Editorial denounces McCain's lipstick attack as "silly." But the paper remains dutifully silent about its own lipstick coverage or how the press turned the "silly" attack into a blockbuster story.
For those keeping score this morning, the NYTimes blames the Internet for the non-story while the Post blames McCain. As for the press? it plays no role in the controversy.
Try to follow this logic:
There's no question that Senator Obama did not refer to Gov. Sarah Palin as a pig during his talk last night in Virginia. Although the allusion to lipstick within a week of Ms. Palin's popular line at the Republican convention has prompted a great deal of chatter around the Internet.

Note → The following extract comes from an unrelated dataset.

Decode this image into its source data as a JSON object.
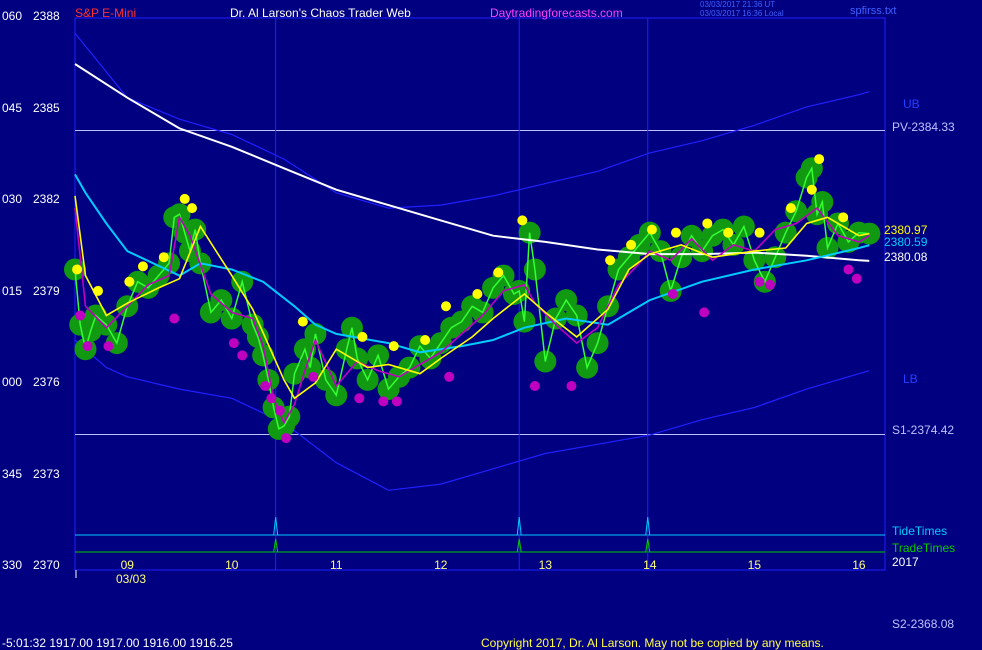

So according to the Times, there's no way anyone could suggest that Obama was referring to Palin with his pig comment. No way. But what created the chatter on the Internet was Palin's previous reference at the convention.
First of all, the incessant chatter about the comment has been coming not from the Internet but from the mainstream press, and especially cable television, which won't stop talking about the non-story. (See below.)
And second, what actually prompted the story were erroneous suggestions by reporters at AP, WSJ, and ABC, among others, who claimed the candidate was referring to Palin; claims based solely on the ability of reporters to read the candidate's mind since he made no verbal references to Palin at the time. That in turn was pounced on by the McCain camp as proof of a personal attack.
This whole episode has been a journalism disgrace. The Times' attempt to blame this non-story on the Internet just adds to the misery.
Take a look.
With a tip of the hat to CJR (we told you we loved them), here's an updated tally on the number of times the cablers have mentioned "lipstick" in the recent Tuesday-into-Wednesday news cycle:
Fox News: 98
Here's a County Fair bonus contrast: The number of times each cabler in the same news cycle mentioned distressed lender, Fannie Mae?
Fox news: 20
Behold, our Fourth Estate.
We're a day late on this one, but it needed to be said, and Jeff Bercovici at Portfolio.com did.
New York Observer offers an inside look of the recent personnal changes at the cabler.
Nugget: Andrea Mitchell expressed concerns to NBC's CEO that Keith Olbermann should not be anchoring MSNBC's big political events.
Paul Begala laments how they dominate campaign coverage.
Taylor Marsh thinks so, and doubts the facts of the increasingly popular McCain-Palin Down Syndrome tale that a mysterious caller is spreading on talk radio is true.